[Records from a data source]
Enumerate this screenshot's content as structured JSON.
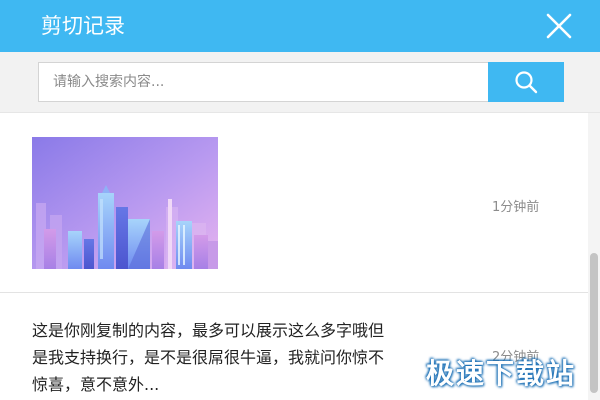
{
  "window": {
    "title": "剪切记录"
  },
  "search": {
    "placeholder": "请输入搜索内容..."
  },
  "items": [
    {
      "type": "image",
      "time": "1分钟前"
    },
    {
      "type": "text",
      "text": "这是你刚复制的内容，最多可以展示这么多字哦但\n是我支持换行，是不是很屌很牛逼，我就问你惊不\n惊喜，意不意外...",
      "time": "2分钟前"
    }
  ],
  "watermark": "极速下载站",
  "colors": {
    "accent": "#3fb8f2"
  },
  "icons": {
    "close": "close-icon",
    "search": "search-icon"
  }
}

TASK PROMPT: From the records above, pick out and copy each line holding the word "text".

RESULT OF THIS EXERCISE:
      "type": "text",
      "text": "这是你刚复制的内容，最多可以展示这么多字哦但\n是我支持换行，是不是很屌很牛逼，我就问你惊不\n惊喜，意不意外...",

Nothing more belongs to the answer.